Epistasis due to recessive genes is called recessive epistasis. In mice albinism (white coat) is produced by a recessive gene aa. There is a different gene B which in the dominant state (BB and Bb) produces grey coat colour called agouti, and when recessive (bb) leads to black coat colour. The recessive gene for albinism (aa) is found to be epistatic to the gene for agouti (BB and Bb), and also to its recessive, homozygous allele (bb) for black. The presence of the dominant allele (AA) of the epistatic gene allows expression of gene B so that agouti (BB and Bb) and black (bb) coat colours can be produced.

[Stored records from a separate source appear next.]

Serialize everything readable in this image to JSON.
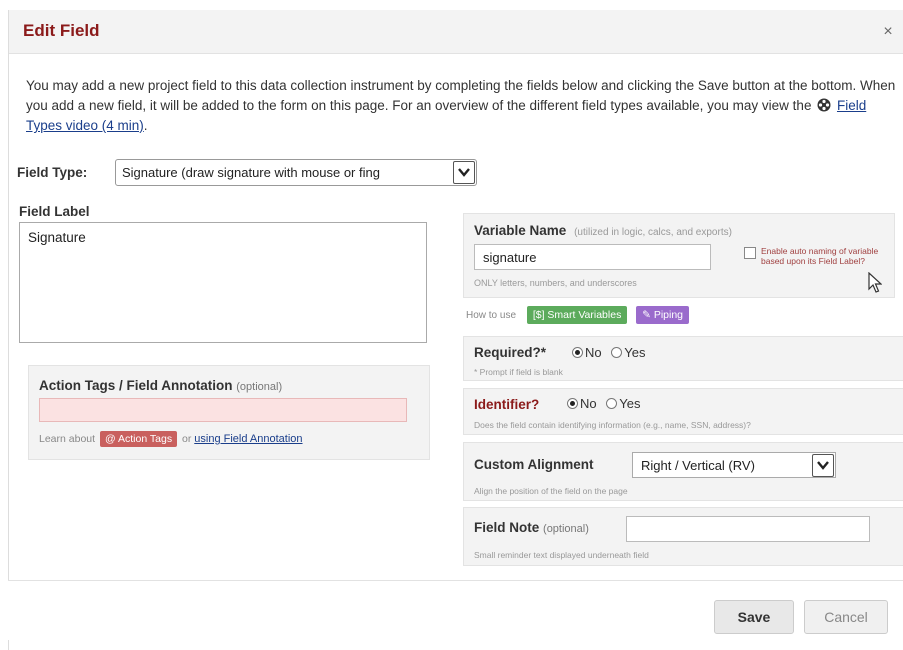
{
  "dialog": {
    "title": "Edit Field",
    "close_symbol": "×"
  },
  "intro": {
    "text": "You may add a new project field to this data collection instrument by completing the fields below and clicking the Save button at the bottom. When you add a new field, it will be added to the form on this page. For an overview of the different field types available, you may view the",
    "video_link": "Field Types video (4 min)",
    "after_link": "."
  },
  "field_type": {
    "label": "Field Type:",
    "selected": "Signature (draw signature with mouse or fing"
  },
  "field_label": {
    "title": "Field Label",
    "value": "Signature"
  },
  "action_tags": {
    "title": "Action Tags / Field Annotation",
    "optional": "(optional)",
    "value": "",
    "learn_prefix": "Learn about",
    "badge": "@ Action Tags",
    "or_text": "or",
    "annotation_link": "using Field Annotation"
  },
  "variable": {
    "title": "Variable Name",
    "note": "(utilized in logic, calcs, and exports)",
    "value": "signature",
    "hint": "ONLY letters, numbers, and underscores",
    "auto_naming": "Enable auto naming of variable based upon its Field Label?"
  },
  "howto": {
    "label": "How to use",
    "smart_variables": "[$] Smart Variables",
    "piping": "Piping"
  },
  "required": {
    "title": "Required?*",
    "no": "No",
    "yes": "Yes",
    "selected": "No",
    "hint": "* Prompt if field is blank"
  },
  "identifier": {
    "title": "Identifier?",
    "no": "No",
    "yes": "Yes",
    "selected": "No",
    "hint": "Does the field contain identifying information (e.g., name, SSN, address)?"
  },
  "alignment": {
    "title": "Custom Alignment",
    "selected": "Right / Vertical (RV)",
    "hint": "Align the position of the field on the page"
  },
  "field_note": {
    "title": "Field Note",
    "optional": "(optional)",
    "value": "",
    "hint": "Small reminder text displayed underneath field"
  },
  "footer": {
    "save": "Save",
    "cancel": "Cancel"
  },
  "colors": {
    "title_red": "#8b1a1a",
    "panel_bg": "#f3f3f3",
    "action_tag_badge": "#c9605e",
    "smart_variables_badge": "#5cab5c",
    "piping_badge": "#9a6bcc"
  }
}
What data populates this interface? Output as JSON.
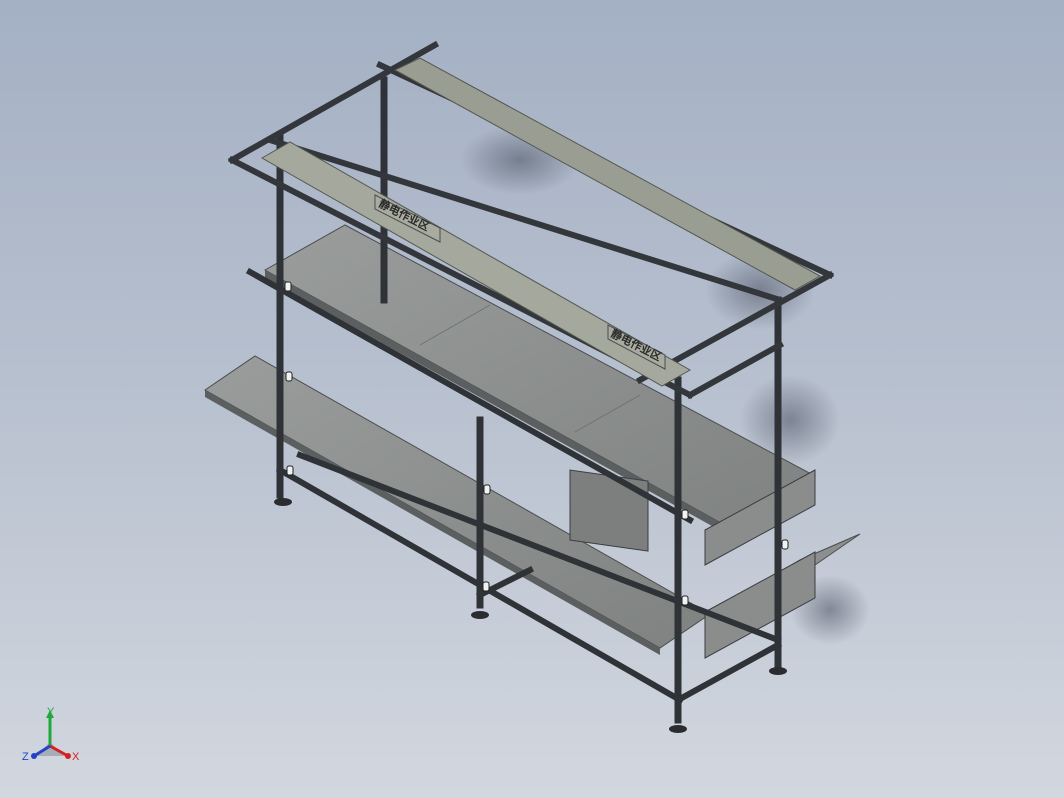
{
  "viewport": {
    "background_top": "#a4b0c4",
    "background_bottom": "#d2d7df"
  },
  "model": {
    "sign_text_upper": "静电作业区",
    "sign_text_lower": "静电作业区",
    "frame_color": "#3a3d42",
    "shelf_color": "#8f9290",
    "shelf_edge_color": "#5c5f60"
  },
  "triad": {
    "x_label": "X",
    "y_label": "Y",
    "z_label": "Z",
    "x_color": "#d62020",
    "y_color": "#1fa83a",
    "z_color": "#2442c8"
  }
}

The 9:3:4 ratio obtained is a modification of the classical 9 : 3 : 3 : 1 in which the last two classes (3 : 1) are phenotypically identical and are therefore added up together. In human beings also the recessive gene for albinism shows epistasis in a similar manner. Epistatic effect is usually only in one direction, from one particular gene pair to another.